• Exercise aim
Which lines of the data contain the string "location"? Show each of them.

Items from a data source

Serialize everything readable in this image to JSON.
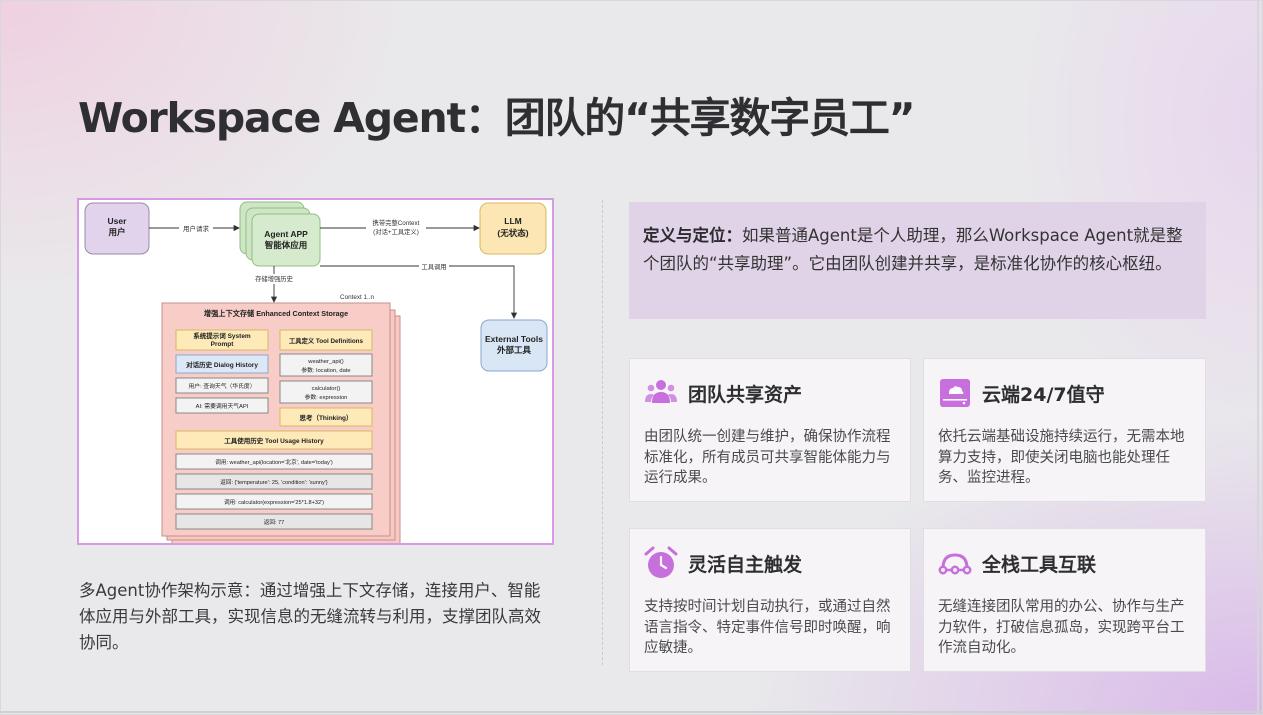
{
  "title": "Workspace Agent：团队的“共享数字员工”",
  "colors": {
    "accent": "#c76fdc",
    "accent_light": "#e1d3e7",
    "card_bg": "#f6f4f7"
  },
  "main": {
    "image_panel": {
      "diagram": {
        "user": {
          "line1": "User",
          "line2": "用户"
        },
        "agent_app": {
          "line1": "Agent APP",
          "line2": "智能体应用"
        },
        "llm": {
          "line1": "LLM",
          "line2": "(无状态)"
        },
        "external_tools": {
          "line1": "External Tools",
          "line2": "外部工具"
        },
        "arrow_user_request": "用户请求",
        "arrow_context_line1": "携带完整Context",
        "arrow_context_line2": "(对话+工具定义)",
        "arrow_tool_call": "工具调用",
        "arrow_store_history": "存储增强历史",
        "context_label": "Context 1..n",
        "context_box": {
          "title": "增强上下文存储 Enhanced Context Storage",
          "system_prompt_line1": "系统提示词 System",
          "system_prompt_line2": "Prompt",
          "tool_defs": "工具定义 Tool Definitions",
          "dialog_history": "对话历史 Dialog History",
          "user_msg": "用户: 查询天气（华氏度）",
          "ai_msg": "AI: 需要调用天气API",
          "weather_api_line1": "weather_api()",
          "weather_api_line2": "参数: location, date",
          "calculator_line1": "calculator()",
          "calculator_line2": "参数: expression",
          "thinking": "思考（Thinking）",
          "usage_history": "工具使用历史 Tool Usage History",
          "usage_rows": [
            "调用: weather_api(location='北京', date='today')",
            "返回: {'temperature': 25, 'condition': 'sunny'}",
            "调用: calculator(expression='25*1.8+32')",
            "返回: 77"
          ]
        }
      }
    },
    "caption": "多Agent协作架构示意：通过增强上下文存储，连接用户、智能体应用与外部工具，实现信息的无缝流转与利用，支撑团队高效协同。",
    "definition": {
      "label": "定义与定位：",
      "text": "如果普通Agent是个人助理，那么Workspace Agent就是整个团队的“共享助理”。它由团队创建并共享，是标准化协作的核心枢纽。"
    },
    "cards": [
      {
        "icon": "team-icon",
        "title": "团队共享资产",
        "text": "由团队统一创建与维护，确保协作流程标准化，所有成员可共享智能体能力与运行成果。"
      },
      {
        "icon": "cloud-server-icon",
        "title": "云端24/7值守",
        "text": "依托云端基础设施持续运行，无需本地算力支持，即使关闭电脑也能处理任务、监控进程。"
      },
      {
        "icon": "alarm-clock-icon",
        "title": "灵活自主触发",
        "text": "支持按时间计划自动执行，或通过自然语言指令、特定事件信号即时唤醒，响应敏捷。"
      },
      {
        "icon": "link-icon",
        "title": "全栈工具互联",
        "text": "无缝连接团队常用的办公、协作与生产力软件，打破信息孤岛，实现跨平台工作流自动化。"
      }
    ]
  }
}
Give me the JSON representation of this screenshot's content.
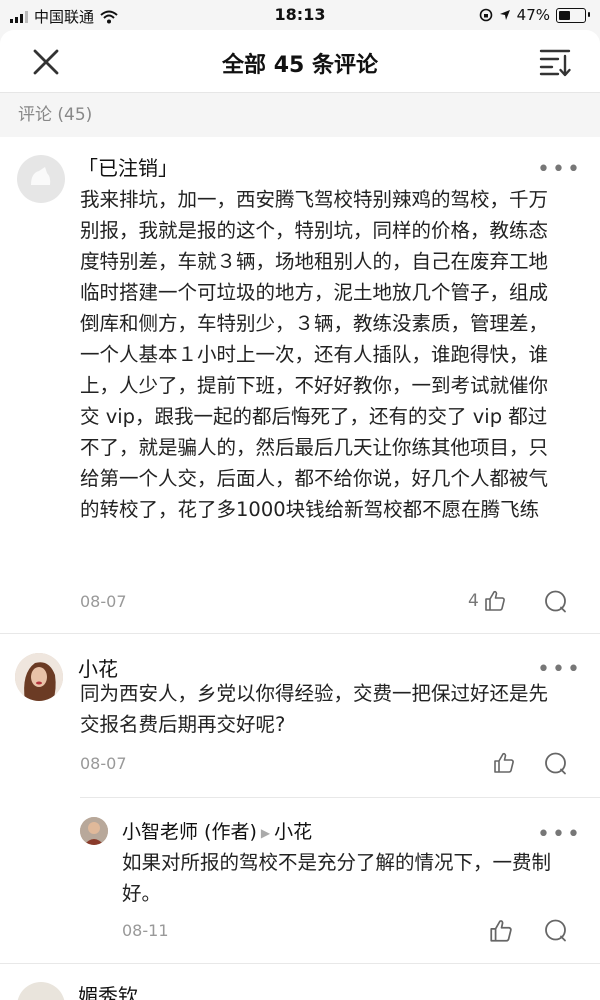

• Output
          "weather_api_line2": "参数: location, date",
            "调用: weather_api(location='北京', date='today')",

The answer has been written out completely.